Months of hard work was completely destroyed for farmers across Stephenson County, after their crops were left covered in flood water from one of the largest downpours in a decade.
Wendell DeVries says his grandfather bought the family farm in 1939, and in the fifteen years since DeVries has taken over, it’s flooded six times.
“We lost probably twenty five percent of our crop from the farm,” said DeVries. “It’s totally submerged under 16, 17 feet of water, and there will be nothing harvested from it this year.”
The loss of crop, leading to a major loss in revenue, an amount both DeVries and Greg Miller say makes it impossible to break even.
“Even though we have insurance, we have to buy out the contracts,” said Stephenson County Farmer Greg Miller. “So basically, we’re going to eat the expense.”
But Miller says, when the water first started to pour into his land, money was the last thing on his mind.
“It was about 100 yards wide, so our cattle was stranded on the other side of the farm,” said Miller. Thankfully, Miller’s livestock is okay.
Growing up with farming, Miller says losing animals or loved ones is his biggest concern, and he’s seen it happen in other natural disasters.
“It’s not a job that everyone can do,” said Miller. “The smell of dirt, the new calves born, but someones ‘gotta do it.”

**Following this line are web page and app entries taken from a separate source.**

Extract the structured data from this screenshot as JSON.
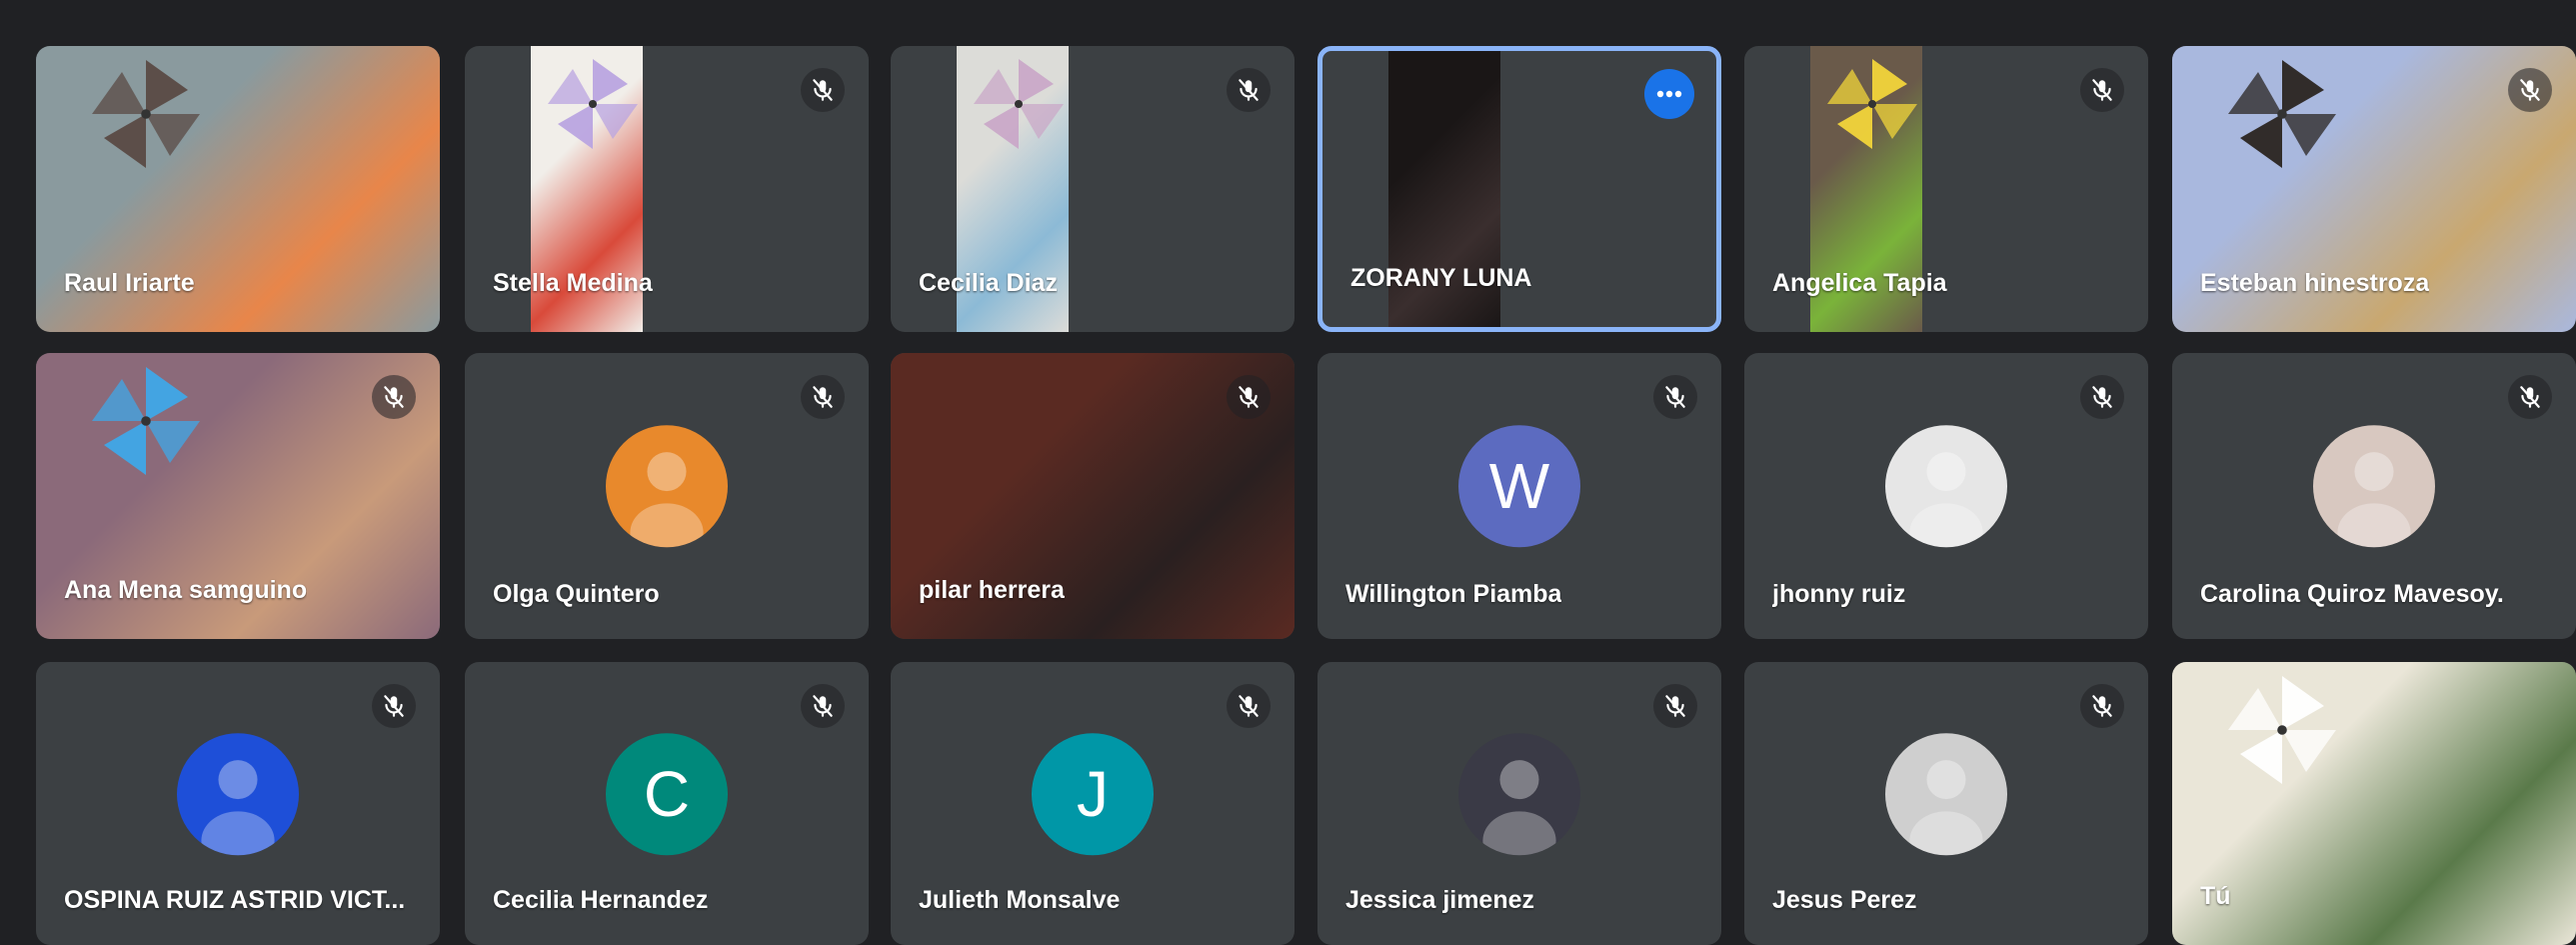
{
  "colors": {
    "background": "#202124",
    "tile": "#3c4043",
    "active_border": "#8ab4f8",
    "more_button": "#1a73e8"
  },
  "tiles": [
    {
      "name": "Raul Iriarte",
      "muted": false,
      "kind": "video",
      "palette": [
        "#8a9a9e",
        "#5a4a44",
        "#e8864a"
      ]
    },
    {
      "name": "Stella Medina",
      "muted": true,
      "kind": "video",
      "palette": [
        "#f1eee9",
        "#b9a4e0",
        "#d94a3a"
      ]
    },
    {
      "name": "Cecilia Diaz",
      "muted": true,
      "kind": "video",
      "palette": [
        "#dcdcd8",
        "#c9a8c8",
        "#8cbad6"
      ]
    },
    {
      "name": "ZORANY LUNA",
      "muted": false,
      "kind": "video",
      "active": true,
      "palette": [
        "#1a1616",
        "#2a2222",
        "#3a2e2e"
      ]
    },
    {
      "name": "Angelica Tapia",
      "muted": true,
      "kind": "video",
      "palette": [
        "#6a5a4a",
        "#f2d53a",
        "#7ab33a"
      ]
    },
    {
      "name": "Esteban hinestroza",
      "muted": true,
      "kind": "video",
      "palette": [
        "#a9b8de",
        "#2a2420",
        "#c9a870"
      ]
    },
    {
      "name": "Ana Mena samguino",
      "muted": true,
      "kind": "video",
      "palette": [
        "#8b6a7a",
        "#3fa8e8",
        "#c89a7a"
      ]
    },
    {
      "name": "Olga Quintero",
      "muted": true,
      "kind": "photo",
      "avatar_bg": "#e8892c"
    },
    {
      "name": "pilar herrera",
      "muted": true,
      "kind": "video",
      "palette": [
        "#5a2a22",
        "#b07a5a",
        "#2a2020"
      ]
    },
    {
      "name": "Willington Piamba",
      "muted": true,
      "kind": "letter",
      "letter": "W",
      "avatar_bg": "#5c6bc0"
    },
    {
      "name": "jhonny ruiz",
      "muted": true,
      "kind": "photo",
      "avatar_bg": "#e6e6e6"
    },
    {
      "name": "Carolina Quiroz Mavesoy.",
      "muted": true,
      "kind": "photo",
      "avatar_bg": "#d8c8c0"
    },
    {
      "name": "OSPINA RUIZ ASTRID VICT...",
      "muted": true,
      "kind": "photo",
      "avatar_bg": "#1e4fd8"
    },
    {
      "name": "Cecilia Hernandez",
      "muted": true,
      "kind": "letter",
      "letter": "C",
      "avatar_bg": "#00897b"
    },
    {
      "name": "Julieth Monsalve",
      "muted": true,
      "kind": "letter",
      "letter": "J",
      "avatar_bg": "#0097a7"
    },
    {
      "name": "Jessica jimenez",
      "muted": true,
      "kind": "photo",
      "avatar_bg": "#3a3a46"
    },
    {
      "name": "Jesus Perez",
      "muted": true,
      "kind": "photo",
      "avatar_bg": "#cfcfcf"
    },
    {
      "name": "Tú",
      "muted": false,
      "kind": "video",
      "self": true,
      "palette": [
        "#eae6d8",
        "#ffffff",
        "#5a7a4a"
      ]
    }
  ]
}
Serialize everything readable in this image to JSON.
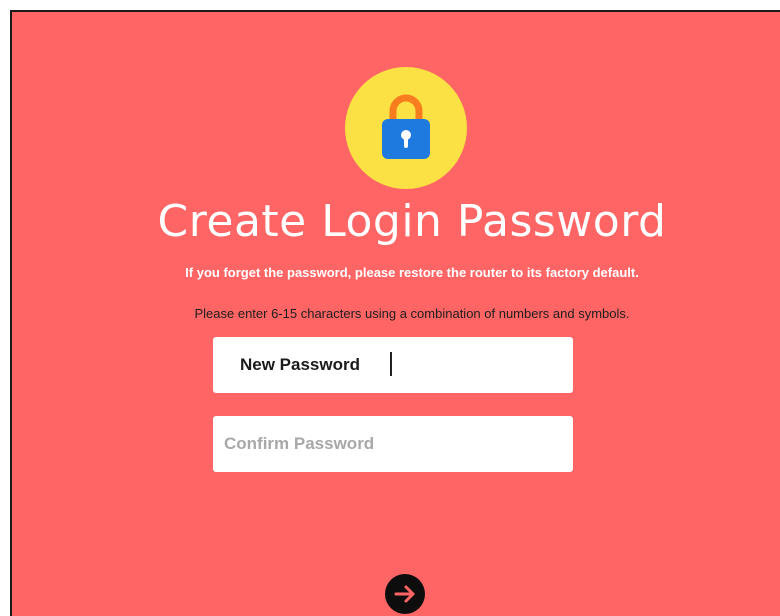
{
  "header": {
    "icon": "lock-icon",
    "title": "Create Login Password",
    "warning": "If you forget the password, please restore the router to its factory default.",
    "hint": "Please enter 6-15 characters using a combination of numbers and symbols."
  },
  "form": {
    "new_password": {
      "label": "New Password",
      "value": ""
    },
    "confirm_password": {
      "placeholder": "Confirm Password",
      "value": ""
    },
    "submit_icon": "arrow-right-icon"
  },
  "colors": {
    "background": "#ff6565",
    "badge": "#fbe143",
    "lock_body": "#1f7ae0",
    "lock_shackle": "#f77d1e",
    "button": "#0d0d0d",
    "arrow": "#ff6565"
  }
}
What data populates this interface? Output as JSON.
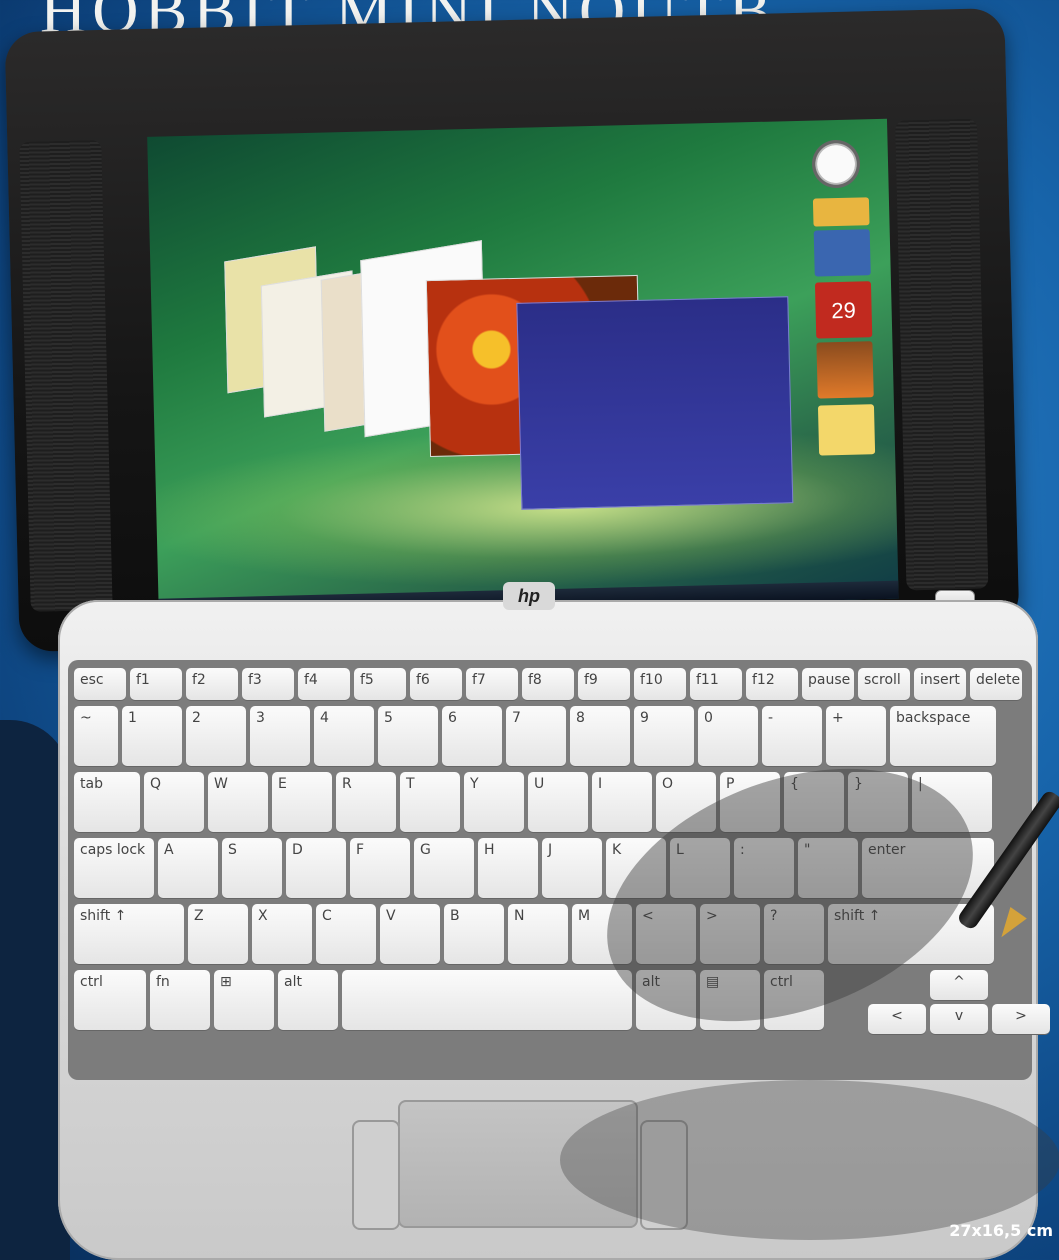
{
  "banner": {
    "title": "HOBBIT MINI NOUTB"
  },
  "screen": {
    "calendar_day": "29"
  },
  "laptop": {
    "brand_logo": "hp"
  },
  "keyboard": {
    "fn_row": [
      "esc",
      "f1",
      "f2",
      "f3",
      "f4",
      "f5",
      "f6",
      "f7",
      "f8",
      "f9",
      "f10",
      "f11",
      "f12",
      "pause",
      "scroll",
      "insert",
      "delete"
    ],
    "num_row": [
      "~",
      "1",
      "2",
      "3",
      "4",
      "5",
      "6",
      "7",
      "8",
      "9",
      "0",
      "-",
      "+",
      "backspace"
    ],
    "row_q": [
      "tab",
      "Q",
      "W",
      "E",
      "R",
      "T",
      "Y",
      "U",
      "I",
      "O",
      "P",
      "{",
      "}",
      "|"
    ],
    "row_a": [
      "caps lock",
      "A",
      "S",
      "D",
      "F",
      "G",
      "H",
      "J",
      "K",
      "L",
      ":",
      "\"",
      "enter"
    ],
    "row_z": [
      "shift ↑",
      "Z",
      "X",
      "C",
      "V",
      "B",
      "N",
      "M",
      "<",
      ">",
      "?",
      "shift ↑"
    ],
    "row_bottom": [
      "ctrl",
      "fn",
      "⊞",
      "alt",
      "",
      "alt",
      "▤",
      "ctrl"
    ],
    "arrows": [
      "^",
      "<",
      "v",
      ">"
    ]
  },
  "dimensions": "27x16,5 cm"
}
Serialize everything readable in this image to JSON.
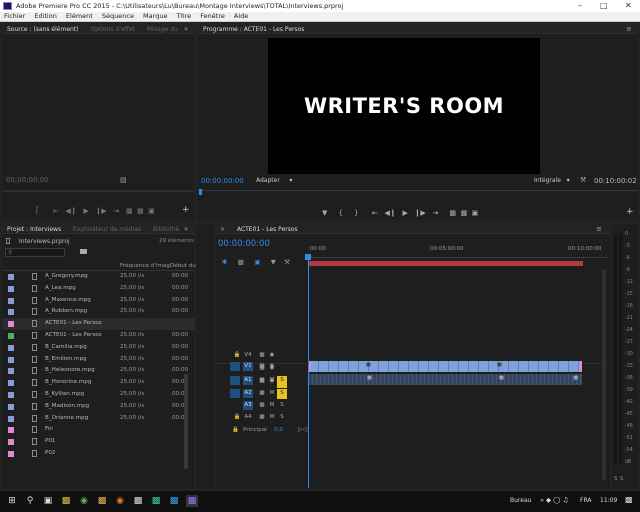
{
  "window": {
    "title": "Adobe Premiere Pro CC 2015 - C:\\Utilisateurs\\Lu\\Bureau\\Montage Interviews\\TOTAL\\Interviews.prproj",
    "app_icon": "premiere-pro-icon",
    "controls": [
      "minimize-icon",
      "maximize-icon",
      "close-icon"
    ]
  },
  "menu": [
    "Fichier",
    "Edition",
    "Elément",
    "Séquence",
    "Marque",
    "Titre",
    "Fenêtre",
    "Aide"
  ],
  "source_panel": {
    "tabs": [
      "Source : (sans élément)",
      "Options d'effet",
      "Mixage du"
    ],
    "timecode": "00;00;00;00",
    "buttons": [
      "mark-in",
      "mark-out",
      "go-to-in",
      "step-back",
      "play",
      "step-forward",
      "go-to-out",
      "insert",
      "overwrite",
      "export-frame"
    ]
  },
  "program_panel": {
    "tab": "Programme : ACTE01 - Les Persos",
    "viewer_text": "WRITER'S ROOM",
    "timecode": "00:00:00:00",
    "fit": "Adapter",
    "quality": "Intégrale",
    "duration": "00:10:00:02"
  },
  "project_panel": {
    "tabs": [
      "Projet : Interviews",
      "Explorateur de médias",
      "Bibliothè"
    ],
    "project_file": "Interviews.prproj",
    "item_count": "29 éléments",
    "columns": [
      "Nom",
      "Fréquence d'imag",
      "Début du"
    ],
    "items": [
      {
        "name": "A_Gregory.mpg",
        "fps": "25,00 i/s",
        "start": "00:00",
        "color": "#8a9bd6",
        "icon": "video-clip-icon"
      },
      {
        "name": "A_Lea.mpg",
        "fps": "25,00 i/s",
        "start": "00:00",
        "color": "#8a9bd6",
        "icon": "video-clip-icon"
      },
      {
        "name": "A_Maxence.mpg",
        "fps": "25,00 i/s",
        "start": "00:00",
        "color": "#8a9bd6",
        "icon": "video-clip-icon"
      },
      {
        "name": "A_Rubben.mpg",
        "fps": "25,00 i/s",
        "start": "00:00",
        "color": "#8a9bd6",
        "icon": "video-clip-icon"
      },
      {
        "name": "ACTE01 - Les Persos",
        "fps": "",
        "start": "",
        "color": "#e08ad6",
        "icon": "bin-icon"
      },
      {
        "name": "ACTE01 - Les Persos",
        "fps": "25,00 i/s",
        "start": "00:00",
        "color": "#4fae5c",
        "icon": "sequence-icon"
      },
      {
        "name": "B_Camilia.mpg",
        "fps": "25,00 i/s",
        "start": "00:00",
        "color": "#8a9bd6",
        "icon": "video-clip-icon"
      },
      {
        "name": "B_Emilien.mpg",
        "fps": "25,00 i/s",
        "start": "00:00",
        "color": "#8a9bd6",
        "icon": "video-clip-icon"
      },
      {
        "name": "B_Heleonore.mpg",
        "fps": "25,00 i/s",
        "start": "00:00",
        "color": "#8a9bd6",
        "icon": "video-clip-icon"
      },
      {
        "name": "B_Honorine.mpg",
        "fps": "25,00 i/s",
        "start": "00:00",
        "color": "#8a9bd6",
        "icon": "video-clip-icon"
      },
      {
        "name": "B_Kyllian.mpg",
        "fps": "25,00 i/s",
        "start": "00:00",
        "color": "#8a9bd6",
        "icon": "video-clip-icon"
      },
      {
        "name": "B_Madison.mpg",
        "fps": "25,00 i/s",
        "start": "00:00",
        "color": "#8a9bd6",
        "icon": "video-clip-icon"
      },
      {
        "name": "B_Orianne.mpg",
        "fps": "25,00 i/s",
        "start": "00:00",
        "color": "#8a9bd6",
        "icon": "video-clip-icon"
      },
      {
        "name": "Fin",
        "fps": "",
        "start": "",
        "color": "#e08ad6",
        "icon": "still-icon"
      },
      {
        "name": "P01",
        "fps": "",
        "start": "",
        "color": "#e08ad6",
        "icon": "still-icon"
      },
      {
        "name": "P02",
        "fps": "",
        "start": "",
        "color": "#e08ad6",
        "icon": "still-icon"
      }
    ]
  },
  "timeline": {
    "tab": "ACTE01 - Les Persos",
    "timecode": "00:00:00:00",
    "ruler": [
      ":00:00",
      "00:05:00:00",
      "00:10:00:00"
    ],
    "tracks": [
      "V4",
      "V3",
      "V2",
      "V1",
      "A1",
      "A2",
      "A3",
      "A4"
    ],
    "audio_buttons": {
      "mute": "M",
      "solo": "S"
    },
    "principal_label": "Principal",
    "principal_value": "0,0"
  },
  "audio_meter": {
    "scale": [
      "0",
      "-3",
      "-6",
      "-9",
      "-12",
      "-15",
      "-18",
      "-21",
      "-24",
      "-27",
      "-30",
      "-33",
      "-36",
      "-39",
      "-42",
      "-45",
      "-48",
      "-51",
      "-54",
      "dB"
    ],
    "footer": [
      "S",
      "S"
    ]
  },
  "taskbar": {
    "location": "Bureau",
    "language": "FRA",
    "time": "11:09"
  }
}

Both DeVries and Miller say unfortunately, dealing with water setbacks is a part of the job, but all they can do is hope for better years of harvest ahead.
Source - https://www.wifr.com